February 4, 2020

My favorite interview questions

These days, I find myself doing a lot of coaching for folks who are searching for or interviewing for new jobs. I’ve been trying to distill for them questions they might be asked on the interview trail that are out of the ordinary, as well as questions candidates can ask that impress interviewers.

This week’s post pulls together some of those I like best, and I think they will get you thinking about the questions you might encounter in your own next interview — or questions you could ask next time you hire.

When I’m the interviewer, I love to get the candidate talking about themselves.  I tend to be a “collector of stories,” so I use questions that require more than simple, straightforward, data-driven answers, even if the position is technical and data-driven.

Here are some of my favorites:


Questions I love to ask candidates

  1. What is the elevator speech describing your career up to this point, and in particular, how did you come to be in this interview?
  2. If you had to write the “rest of the story” for your career, what would that story look like in the years after you get this job?
  3. What accomplishment, professional or personal, are you most proud of in your life?
  4. Describe one experience in your work life where you learned a hard lesson.  How did you grow from that experience?
  5. Who do you most respect as a leader or mentor?
  6. What is it about this role or job that generates energy or passion for you?
  7. If you were to take this position, what would you do in the first month to integrate yourself as a real part of our team?
  8. Tell me about a situation where you got something done but were not the leader of the project or effort.
  9. What question have I not asked you that I should have asked you?

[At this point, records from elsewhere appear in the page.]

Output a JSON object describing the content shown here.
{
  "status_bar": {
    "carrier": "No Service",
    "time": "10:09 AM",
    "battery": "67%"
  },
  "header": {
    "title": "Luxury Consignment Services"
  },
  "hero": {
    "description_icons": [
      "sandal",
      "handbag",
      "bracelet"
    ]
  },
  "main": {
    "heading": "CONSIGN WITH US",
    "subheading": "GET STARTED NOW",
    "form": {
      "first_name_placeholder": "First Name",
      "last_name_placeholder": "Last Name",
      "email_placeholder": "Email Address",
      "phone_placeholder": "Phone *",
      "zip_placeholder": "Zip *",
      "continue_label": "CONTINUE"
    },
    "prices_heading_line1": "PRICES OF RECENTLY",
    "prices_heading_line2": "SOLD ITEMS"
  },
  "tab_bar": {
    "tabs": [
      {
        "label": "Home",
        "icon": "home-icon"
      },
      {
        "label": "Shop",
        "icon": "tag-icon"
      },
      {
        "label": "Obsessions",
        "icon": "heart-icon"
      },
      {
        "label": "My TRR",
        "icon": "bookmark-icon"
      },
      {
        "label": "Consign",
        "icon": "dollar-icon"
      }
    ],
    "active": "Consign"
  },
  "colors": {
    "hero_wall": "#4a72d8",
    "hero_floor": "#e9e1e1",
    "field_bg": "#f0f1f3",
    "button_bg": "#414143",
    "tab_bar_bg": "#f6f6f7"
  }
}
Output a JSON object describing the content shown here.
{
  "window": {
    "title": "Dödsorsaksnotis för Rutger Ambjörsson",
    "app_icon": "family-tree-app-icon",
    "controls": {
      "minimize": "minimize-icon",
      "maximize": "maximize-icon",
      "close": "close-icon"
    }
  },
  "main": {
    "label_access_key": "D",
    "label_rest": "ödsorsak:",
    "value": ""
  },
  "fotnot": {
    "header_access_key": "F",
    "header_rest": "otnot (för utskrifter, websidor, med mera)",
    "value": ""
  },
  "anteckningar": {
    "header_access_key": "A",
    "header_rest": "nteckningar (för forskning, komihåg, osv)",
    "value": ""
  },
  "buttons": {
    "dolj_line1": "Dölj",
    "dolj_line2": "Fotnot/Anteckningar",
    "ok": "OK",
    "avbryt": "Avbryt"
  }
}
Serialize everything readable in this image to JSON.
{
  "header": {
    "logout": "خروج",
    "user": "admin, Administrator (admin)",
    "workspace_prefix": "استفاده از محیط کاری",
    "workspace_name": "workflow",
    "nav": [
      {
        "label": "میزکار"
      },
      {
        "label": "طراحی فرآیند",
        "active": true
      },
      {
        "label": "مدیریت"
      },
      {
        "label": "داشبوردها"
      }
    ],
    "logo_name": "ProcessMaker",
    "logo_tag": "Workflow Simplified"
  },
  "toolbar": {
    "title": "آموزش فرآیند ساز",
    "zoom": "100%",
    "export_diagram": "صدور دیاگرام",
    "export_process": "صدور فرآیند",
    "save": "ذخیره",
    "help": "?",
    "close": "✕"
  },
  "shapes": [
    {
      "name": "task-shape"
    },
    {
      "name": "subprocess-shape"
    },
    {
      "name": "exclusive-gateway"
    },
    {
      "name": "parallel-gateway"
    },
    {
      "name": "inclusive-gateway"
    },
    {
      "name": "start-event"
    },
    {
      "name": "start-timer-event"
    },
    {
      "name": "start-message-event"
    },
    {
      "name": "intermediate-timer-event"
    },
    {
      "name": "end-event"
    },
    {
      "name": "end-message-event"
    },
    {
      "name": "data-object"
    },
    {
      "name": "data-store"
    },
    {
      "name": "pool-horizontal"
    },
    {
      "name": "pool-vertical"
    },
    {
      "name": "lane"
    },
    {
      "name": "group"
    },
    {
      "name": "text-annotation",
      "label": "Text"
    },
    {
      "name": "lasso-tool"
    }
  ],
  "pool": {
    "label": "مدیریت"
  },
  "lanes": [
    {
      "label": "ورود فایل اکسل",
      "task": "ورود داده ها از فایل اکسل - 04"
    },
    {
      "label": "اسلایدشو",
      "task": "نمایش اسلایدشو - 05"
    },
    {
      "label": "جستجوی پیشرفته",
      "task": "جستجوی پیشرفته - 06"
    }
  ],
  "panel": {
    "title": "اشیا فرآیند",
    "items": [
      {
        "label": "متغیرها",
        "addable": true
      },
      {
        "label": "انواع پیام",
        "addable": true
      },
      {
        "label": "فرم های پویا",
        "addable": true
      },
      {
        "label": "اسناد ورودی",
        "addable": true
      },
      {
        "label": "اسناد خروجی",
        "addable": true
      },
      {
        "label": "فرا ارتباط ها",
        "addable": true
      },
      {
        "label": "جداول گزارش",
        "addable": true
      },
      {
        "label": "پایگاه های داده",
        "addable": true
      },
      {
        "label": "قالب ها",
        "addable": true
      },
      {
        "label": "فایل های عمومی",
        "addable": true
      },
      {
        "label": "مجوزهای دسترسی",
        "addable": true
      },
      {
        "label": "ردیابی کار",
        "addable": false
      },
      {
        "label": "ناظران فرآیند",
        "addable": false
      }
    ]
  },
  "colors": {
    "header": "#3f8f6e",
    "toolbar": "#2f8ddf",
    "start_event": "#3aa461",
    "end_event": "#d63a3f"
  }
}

There is nothing worse as an interviewer than asking all of my questions and closing with “what would you like to know from me?” only to then hear … crickets.  If I don’t hear questions, I assume that the person is either not interested, or that they think they know everything they need to know.

Don’t be that person.

Instead, have three to five good questions in mind that you can ask about the position, role or organization to demonstrate your interest and your thought process.

Here are some of my favorite questions to be asked when I am interviewing someone:


Questions I love to hear from candidates

  1. If I get this job, what is the most important thing I could focus on during my first 90 days to make a significant impact on the team’s success?
  2. Are there any tips you could share about how best to communicate with you as my supervisor?
  3. Would you describe how you see my role if I get this position?  What is most important to you about the role or the function?
  4. If I get the job, who are the first three people you think I should get to know better?
  5. What opportunities for professional development and mentoring are available to me if I get the job?
  6. What key skill is missing from the team that you think I could bring to the table?

This is by no means an exhaustive list. Here are some additional resources if you’d like more inspiration:

Questions for interviewers:

10 best questions to ask an interviewee

100 top job interview questions — be prepared for the interview

Questions for job candidates:

51 great questions to ask in an interview

Top 12 best questions to ask at the end of the job interview


Elevating the interview

An interview is a two-way opportunity to share information, and the best interviews function more as a conversation than a grilling.  You should want to know just as much about me and my organization as I want to know about you.

When I am interviewing, I am looking for someone who is engaged, excited and able to tell their story.  Thinking through these questions, and ensuring you have a good list of your own to ask, will help you be an active participant and a compelling candidate.


What are your favorite interview questions?

Whether as candidate or hiring manager, what questions have stood out to you as especially insightful or effective?  And, what about any questions that bombed? Questions to avoid are also important!  I hope you’ll share some in the comments.